On my 10th birthday I was given a gun. Not an air gun or a pellet gun, but a .410 shotgun. The country I was born in was becoming ‘unstable’ and my parents wanted me to be able to protect myself should the need arise. AR15 for sale I didn’t want a gun and to be quite honest with you, my father played with it more than I did.
Being a scrawny female brat, the gun was almost as big as I was, and toting it around was no easy job. One of the first things we did when I got the.410, was to go out into the African veld where my parents set up bottles and cans for target practice. Both my parents were good shots, but I certainly needed the practice. After an hour or so, we would clean up the mess of bottle glass and metal cans and head for home. Once home, the gun was stripped, cleaned, oiled and reassembled. This whole exercise was repeated until I was a ‘good little shot’. Not once did I aim at a bird or animal, but I did aim at a threatening human being many years later!
This episode happened just after I had been judged capable of safely using the .410 shotgun on my own and being responsible enough to do so.
My family had gone to stay at a friend’s cottage just outside of Bonda Mission in the soft rolling hills and huge granite mountains and kopies or boulders of what was then known as Inyanga. We went there often at weekends or for short ‘get-aways’. Inyanga is a Zulu word that means ‘traditional herbal healer’ and the area is indeed full of old spirits, mystery and charm!
There are rivers that spew from the mountainsides and then follow along dark ferny water courses. Here you can find the remnants of old civilizations. Caves can be found in the intriguing granite fissures with glorious prehistoric wall art depicting the hunting of antelope, giraffe and lions. Not only are the granite workings and art very old, but the local vegetation is prehistoric!
Many an old granite fort, ancient stairs leading through the rocks, terraces and walled pits can be found – and not far from where we were staying. These old sites fascinated me from the first time I saw them as a very small child picnicking with my parents. I was taught to respect them and to listen to what they told us. Needless to say, I got to know this area well and often walked it alone. Just me and my gun, sometimes Duke the dog came too.
It was a different world back then. A little white girl the size of a grasshopper walking around the African bush by herself – even without the gun, was generally quite safe.

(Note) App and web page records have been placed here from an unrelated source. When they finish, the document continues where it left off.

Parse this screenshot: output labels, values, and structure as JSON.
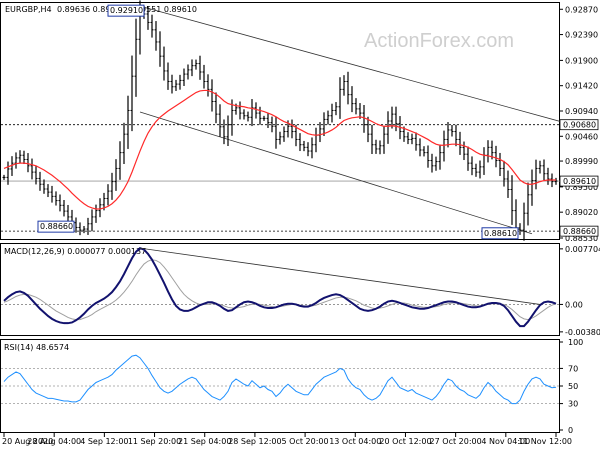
{
  "header": {
    "symbol": "EURGBP,H4",
    "ohlc": "0.89636 0.89731 0.89551 0.89610"
  },
  "watermark": "ActionForex.com",
  "chart_data": {
    "type": "candlestick",
    "price_axis": {
      "ticks": [
        "0.92870",
        "0.92390",
        "0.91900",
        "0.91420",
        "0.90940",
        "0.90460",
        "0.89990",
        "0.89500",
        "0.89020",
        "0.88530"
      ],
      "ylim": [
        0.8853,
        0.9297
      ]
    },
    "price_labels": [
      {
        "text": "0.90680",
        "value": 0.9068,
        "kind": "level"
      },
      {
        "text": "0.89610",
        "value": 0.8961,
        "kind": "current"
      },
      {
        "text": "0.88660",
        "value": 0.8866,
        "kind": "level"
      }
    ],
    "annotations": [
      {
        "text": "0.92910",
        "value": 0.9291,
        "x_index": 34
      },
      {
        "text": "0.88660",
        "value": 0.8866,
        "x_index": 20
      },
      {
        "text": "0.88610",
        "value": 0.8861,
        "x_index": 129
      }
    ],
    "horizontal_levels": [
      0.9068,
      0.8866
    ],
    "current_price": 0.8961,
    "time_axis": [
      "20 Aug 2020",
      "28 Aug 04:00",
      "4 Sep 12:00",
      "11 Sep 20:00",
      "21 Sep 04:00",
      "28 Sep 12:00",
      "5 Oct 20:00",
      "13 Oct 04:00",
      "20 Oct 12:00",
      "27 Oct 20:00",
      "4 Nov 04:00",
      "11 Nov 12:00"
    ],
    "close": [
      0.8968,
      0.8984,
      0.8995,
      0.9005,
      0.901,
      0.9002,
      0.899,
      0.8978,
      0.8966,
      0.8955,
      0.8946,
      0.894,
      0.8932,
      0.8924,
      0.8915,
      0.8904,
      0.8893,
      0.8882,
      0.8873,
      0.8868,
      0.887,
      0.888,
      0.8893,
      0.8905,
      0.8916,
      0.8928,
      0.8942,
      0.896,
      0.8985,
      0.9015,
      0.905,
      0.9095,
      0.916,
      0.923,
      0.9275,
      0.9278,
      0.9262,
      0.9248,
      0.9225,
      0.9198,
      0.917,
      0.915,
      0.914,
      0.9145,
      0.9152,
      0.9164,
      0.9172,
      0.918,
      0.9184,
      0.9168,
      0.915,
      0.9135,
      0.9112,
      0.9088,
      0.9064,
      0.9045,
      0.9068,
      0.9095,
      0.91,
      0.909,
      0.9085,
      0.9082,
      0.91,
      0.909,
      0.908,
      0.908,
      0.9072,
      0.9065,
      0.904,
      0.9045,
      0.9055,
      0.9065,
      0.9055,
      0.904,
      0.903,
      0.9025,
      0.9018,
      0.903,
      0.9048,
      0.906,
      0.9078,
      0.9085,
      0.9095,
      0.9102,
      0.9135,
      0.915,
      0.9125,
      0.9108,
      0.9098,
      0.909,
      0.9068,
      0.905,
      0.903,
      0.9022,
      0.9028,
      0.905,
      0.9075,
      0.9088,
      0.907,
      0.9055,
      0.9045,
      0.904,
      0.9042,
      0.903,
      0.902,
      0.9015,
      0.9,
      0.899,
      0.8998,
      0.9015,
      0.904,
      0.9058,
      0.9055,
      0.904,
      0.9025,
      0.9012,
      0.8995,
      0.8985,
      0.8978,
      0.8988,
      0.901,
      0.9025,
      0.9015,
      0.9,
      0.8985,
      0.8965,
      0.8945,
      0.8905,
      0.8872,
      0.8868,
      0.89,
      0.8935,
      0.8962,
      0.8985,
      0.899,
      0.8975,
      0.8965,
      0.896,
      0.8961
    ],
    "ma": [
      0.8985,
      0.8988,
      0.8991,
      0.8994,
      0.8995,
      0.8995,
      0.8994,
      0.8992,
      0.899,
      0.8986,
      0.8982,
      0.8977,
      0.8972,
      0.8966,
      0.896,
      0.8953,
      0.8946,
      0.8938,
      0.8931,
      0.8924,
      0.8918,
      0.8913,
      0.891,
      0.8908,
      0.8908,
      0.891,
      0.8913,
      0.8918,
      0.8925,
      0.8934,
      0.8946,
      0.896,
      0.8978,
      0.8998,
      0.9018,
      0.9036,
      0.9052,
      0.9064,
      0.9074,
      0.9082,
      0.9088,
      0.9094,
      0.9099,
      0.9104,
      0.9109,
      0.9114,
      0.9119,
      0.9124,
      0.9129,
      0.9132,
      0.9133,
      0.9133,
      0.913,
      0.9126,
      0.912,
      0.9113,
      0.9108,
      0.9106,
      0.9104,
      0.9103,
      0.9102,
      0.91,
      0.9099,
      0.9097,
      0.9095,
      0.9093,
      0.909,
      0.9087,
      0.9083,
      0.9078,
      0.9074,
      0.9071,
      0.9067,
      0.9063,
      0.9059,
      0.9055,
      0.9051,
      0.9049,
      0.9048,
      0.9049,
      0.9051,
      0.9054,
      0.9058,
      0.9063,
      0.907,
      0.9076,
      0.9079,
      0.9081,
      0.9082,
      0.9083,
      0.9081,
      0.9078,
      0.9074,
      0.907,
      0.9067,
      0.9065,
      0.9065,
      0.9066,
      0.9065,
      0.9063,
      0.9061,
      0.9058,
      0.9055,
      0.9052,
      0.9048,
      0.9044,
      0.904,
      0.9035,
      0.9031,
      0.9029,
      0.9029,
      0.903,
      0.9031,
      0.9031,
      0.903,
      0.9028,
      0.9025,
      0.9021,
      0.9016,
      0.9012,
      0.901,
      0.9009,
      0.9007,
      0.9005,
      0.9002,
      0.8998,
      0.8992,
      0.8983,
      0.8973,
      0.8963,
      0.8958,
      0.8955,
      0.8955,
      0.8957,
      0.896,
      0.8962,
      0.8963,
      0.8963,
      0.8963
    ],
    "channel": {
      "upper": [
        [
          34,
          0.9293
        ],
        [
          142,
          0.9068
        ]
      ],
      "lower": [
        [
          34,
          0.9092
        ],
        [
          132,
          0.8861
        ]
      ]
    },
    "macd": {
      "label": "MACD(12,26,9) 0.000077 0.000137",
      "ticks": [
        "0.007704",
        "0.00",
        "-0.003804"
      ],
      "ylim": [
        -0.0041,
        0.0081
      ],
      "main": [
        0.0005,
        0.001,
        0.0014,
        0.0017,
        0.0018,
        0.0016,
        0.0012,
        0.0006,
        0.0,
        -0.0006,
        -0.0011,
        -0.0016,
        -0.002,
        -0.0023,
        -0.0025,
        -0.0026,
        -0.0026,
        -0.0025,
        -0.0022,
        -0.0018,
        -0.0013,
        -0.0007,
        -0.0002,
        0.0002,
        0.0005,
        0.0008,
        0.0012,
        0.0017,
        0.0024,
        0.0032,
        0.0042,
        0.0053,
        0.0064,
        0.0073,
        0.0078,
        0.0076,
        0.007,
        0.0062,
        0.0052,
        0.0041,
        0.003,
        0.0018,
        0.0007,
        -0.0002,
        -0.0007,
        -0.0009,
        -0.0009,
        -0.0007,
        -0.0004,
        -0.0001,
        0.0001,
        0.0003,
        0.0003,
        0.0001,
        -0.0002,
        -0.0006,
        -0.0009,
        -0.0008,
        -0.0004,
        0.0,
        0.0003,
        0.0004,
        0.0003,
        0.0001,
        -0.0002,
        -0.0004,
        -0.0005,
        -0.0005,
        -0.0004,
        -0.0002,
        0.0,
        0.0001,
        0.0001,
        0.0,
        -0.0002,
        -0.0003,
        -0.0003,
        -0.0001,
        0.0002,
        0.0006,
        0.0009,
        0.0011,
        0.0013,
        0.0014,
        0.0013,
        0.001,
        0.0006,
        0.0002,
        -0.0002,
        -0.0006,
        -0.0008,
        -0.0009,
        -0.0008,
        -0.0006,
        -0.0003,
        0.0001,
        0.0004,
        0.0005,
        0.0004,
        0.0002,
        0.0,
        -0.0002,
        -0.0004,
        -0.0005,
        -0.0006,
        -0.0006,
        -0.0005,
        -0.0003,
        -0.0001,
        0.0001,
        0.0003,
        0.0004,
        0.0004,
        0.0003,
        0.0001,
        -0.0001,
        -0.0003,
        -0.0004,
        -0.0004,
        -0.0003,
        -0.0001,
        0.0001,
        0.0002,
        0.0002,
        0.0001,
        -0.0002,
        -0.0008,
        -0.0016,
        -0.0024,
        -0.003,
        -0.003,
        -0.0024,
        -0.0016,
        -0.0008,
        -0.0001,
        0.0003,
        0.0004,
        0.0003,
        0.0001
      ],
      "signal": [
        0.0003,
        0.0005,
        0.0008,
        0.0011,
        0.0013,
        0.0014,
        0.0014,
        0.0012,
        0.001,
        0.0007,
        0.0003,
        -0.0001,
        -0.0005,
        -0.0009,
        -0.0012,
        -0.0015,
        -0.0018,
        -0.002,
        -0.0021,
        -0.0021,
        -0.0019,
        -0.0017,
        -0.0014,
        -0.001,
        -0.0007,
        -0.0004,
        -0.0001,
        0.0002,
        0.0006,
        0.0011,
        0.0017,
        0.0024,
        0.0032,
        0.0041,
        0.0049,
        0.0056,
        0.006,
        0.0062,
        0.0061,
        0.0058,
        0.0052,
        0.0045,
        0.0037,
        0.0029,
        0.0021,
        0.0014,
        0.0009,
        0.0005,
        0.0002,
        0.0,
        0.0,
        0.0,
        0.0001,
        0.0001,
        0.0,
        -0.0002,
        -0.0004,
        -0.0005,
        -0.0005,
        -0.0004,
        -0.0003,
        -0.0001,
        0.0,
        0.0001,
        0.0,
        -0.0001,
        -0.0002,
        -0.0003,
        -0.0004,
        -0.0003,
        -0.0002,
        -0.0001,
        0.0,
        0.0,
        -0.0001,
        -0.0002,
        -0.0002,
        -0.0002,
        -0.0001,
        0.0001,
        0.0003,
        0.0005,
        0.0007,
        0.0009,
        0.001,
        0.001,
        0.0009,
        0.0007,
        0.0005,
        0.0002,
        -0.0001,
        -0.0003,
        -0.0005,
        -0.0006,
        -0.0005,
        -0.0004,
        -0.0002,
        0.0,
        0.0002,
        0.0002,
        0.0002,
        0.0001,
        -0.0001,
        -0.0002,
        -0.0003,
        -0.0004,
        -0.0004,
        -0.0004,
        -0.0003,
        -0.0002,
        0.0,
        0.0001,
        0.0002,
        0.0002,
        0.0002,
        0.0001,
        0.0,
        -0.0001,
        -0.0002,
        -0.0002,
        -0.0001,
        0.0,
        0.0001,
        0.0001,
        0.0001,
        0.0,
        -0.0003,
        -0.0007,
        -0.0012,
        -0.0017,
        -0.002,
        -0.0021,
        -0.0019,
        -0.0016,
        -0.0012,
        -0.0008,
        -0.0004,
        -0.0001,
        0.0001
      ],
      "trendline": [
        [
          34,
          0.0078
        ],
        [
          134,
          0.0
        ]
      ]
    },
    "rsi": {
      "label": "RSI(14) 48.6574",
      "ticks": [
        "100",
        "70",
        "50",
        "30",
        "0"
      ],
      "ylim": [
        0,
        100
      ],
      "levels": [
        70,
        50,
        30
      ],
      "values": [
        55,
        60,
        63,
        66,
        64,
        58,
        52,
        46,
        42,
        40,
        38,
        36,
        36,
        35,
        34,
        33,
        33,
        32,
        32,
        34,
        40,
        46,
        50,
        54,
        56,
        58,
        60,
        63,
        68,
        72,
        76,
        80,
        84,
        85,
        82,
        76,
        70,
        62,
        55,
        48,
        44,
        42,
        44,
        48,
        52,
        55,
        58,
        60,
        58,
        52,
        46,
        42,
        38,
        36,
        34,
        38,
        44,
        54,
        58,
        55,
        52,
        50,
        56,
        52,
        48,
        50,
        46,
        44,
        38,
        42,
        48,
        52,
        48,
        44,
        42,
        40,
        40,
        46,
        52,
        56,
        60,
        62,
        64,
        66,
        70,
        68,
        58,
        52,
        48,
        46,
        40,
        36,
        34,
        36,
        40,
        48,
        56,
        60,
        54,
        48,
        46,
        44,
        46,
        42,
        40,
        38,
        36,
        34,
        38,
        44,
        52,
        58,
        56,
        50,
        46,
        44,
        40,
        38,
        36,
        40,
        48,
        54,
        50,
        44,
        40,
        36,
        34,
        30,
        30,
        34,
        44,
        52,
        58,
        60,
        58,
        52,
        50,
        48,
        48.6
      ]
    }
  }
}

The local natives I met along the way obviously knew who I was, even if I did not know them. They would smile and give a greeting, some would even talk and share a treat before continuing along on their merry way. Never did I feel threatened!
This day was glorious as only Central African days can be – day, after day, after day. I had decided to go for a walk minus Duke the dog, had taken the .410 shotgun. I headed down the drive in my shorts and ‘T’ shirt with the gun over my shoulder, the safety on, no ammunition other than the one up the spout, no hat on my head, no sunscreen and no shoes. This is how it was done! We didn’t think of skin cancer back then.
I don’t recall having any destination in mind, but just wandered around visiting the ancient pits and walking the paths that had been there for millennia. I had wandered quite a way when I decided it was time to go home. It was getting late and I had to be home before dark. In Africa, sunset is a fleeting thing and the bush gets very dark and if not interesting, down right scary.
I was approaching home from the back side of the property where there were lots of big granite boulders or kopies, some the size of towering buildings with the golden sunset in my eyes. Following the path which wound its way between the boulders I went towards Johnny the caretakers house. Johnny’s home was a well kept single dwelling with a nicely tended vegetable garden which had a fence to keep the marauding animals out. Johnny was not home at this hour as he had to light all the paraffin lamps at the cottage, get everything settled for the night and ready for the morning to come. There was no electricity and everything was run off paraffin or wood.
As the sunset started to bruise in the sky, I rounded one of the last big kopies that stood between me and home when I almost bumped into a leopard! He was big and beautiful in the twilight, his tawny eyes huge and liquid – and only a couple of feet separated us. What he was doing obviously distracted him so completely that he had not heard me coming up the path. Let me tell you that we both looked absolutely startled. For fleeting seconds we contemplated each other. He then went ‘Hummph’, turned away and ran for the hills whilst I went ‘Hummph’ and ran for home!
I ran around the kopie, up some ancient stone stairs, crossed a granite ledge, came down the other side and was home before you could spit. Why that leopard didn’t decide I was dinner is still beyond me as I played the perfect mouse. Only once I was home did I remember the shotgun still on my shoulder.
I marvel when looking back on the incident all these years later. How close I was to a gorgeous wild animal who was no more intent on doing me harm than I was it. Thank goodness it all ended as it did, and I hope that that wonderful animal with the tawny liquid eyes had a good long life in the mysterious world with old souls that was to me Inyanga, and is now known as Nyanga.